MF: Absolutely. We have legislation in the House called HR 676: The Expanded and Improved Medicare for All Act. It’s been introduced every session since 2003, and it was really based on principles and a framework that was put together by advocates for a single-payer healthcare system. We have over 120 cosponsors in the House right now. More than half the Democrats have signed on to it. Lots of Democrats who are running for congressional seats are running on a platform of support for it.
And then Senator Sanders introduced a bill in the Senate last year, S.1804 called the Medicare for All Act; it purports to do a single-payer healthcare system and it has some weaknesses, but also some strengths. It’s not as ideal as HR 676, but it’s another piece of legislation in the Senate.

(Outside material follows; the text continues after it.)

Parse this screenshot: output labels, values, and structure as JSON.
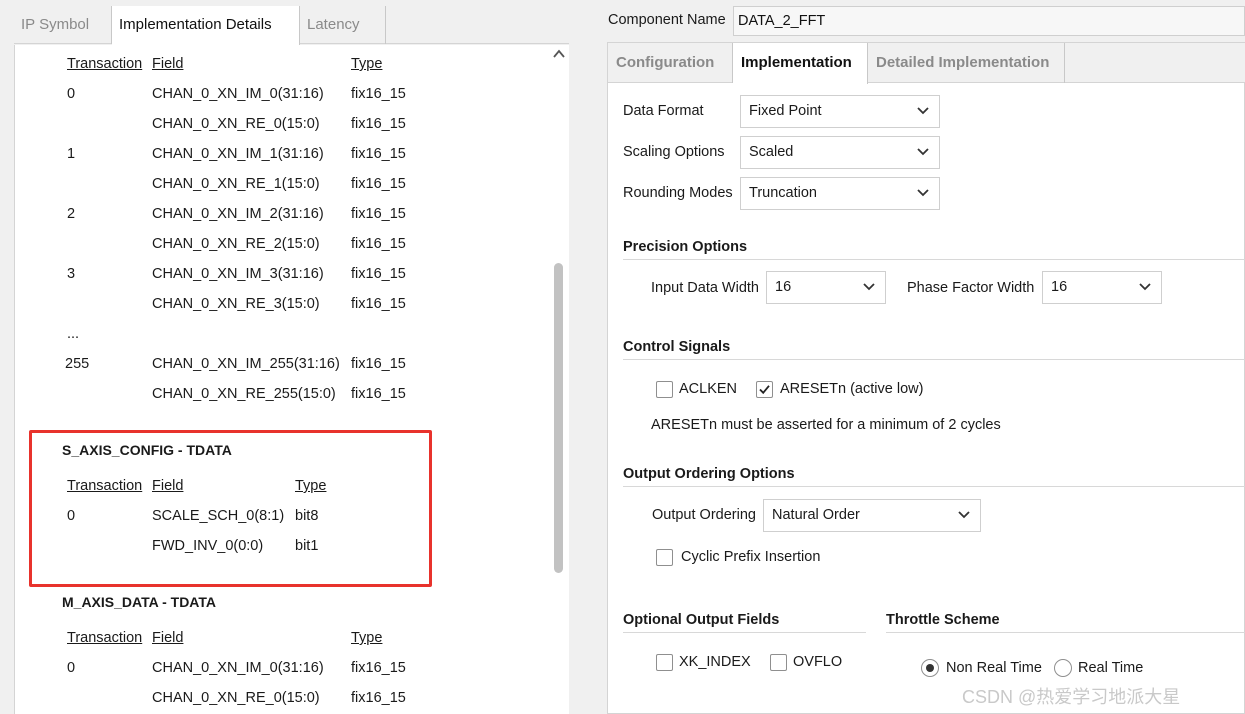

JJ: Let me just ask you, briefly: So when someone’s out to dinner and someone says: “Hey, Center for American Progress, they’re a liberal group, and they’ve got this Medicare for All, Medicare Extra for All. It sounds really good.” What does one say, in terms of explaining why this is not single-payer? What’s a kind of succinct way to get that across?
MF: Well, the basic thing is that it keeps the complicated, private insurance system that we have here intact, and just adds more people into the public system. And so health insurance is going to continue to be expensive. It will continue to deny people care, and people will still face financial barriers, like co-pays and deductibles.
JJ: Calling it “Medicare Extra for All,” saying it guarantees universal coverage, saying it eliminates underinsurance…. That’s just deceptive.
MF: Right. It says that people are eligible or are able to buy into Medicare, but we’re going to keep the other parts of our system intact, the employer system, the other private plans that are out there. So it’s the language that they use. Under National Improved Medicare for All, when it starts, everybody is in the system all at once. It’s not that people are eligible. They’re in, and that’s the difference.
JJ: All right, then. We’ve been speaking with Margaret Flowers. She’s co-director of Popular Resistance and coordinator of the national Health Over Profit for Everyone campaign. You can get more information on HealthOverProfit.org. Margaret Flowers, thank you so much for joining us today on CounterSpin.
MF: Thank you.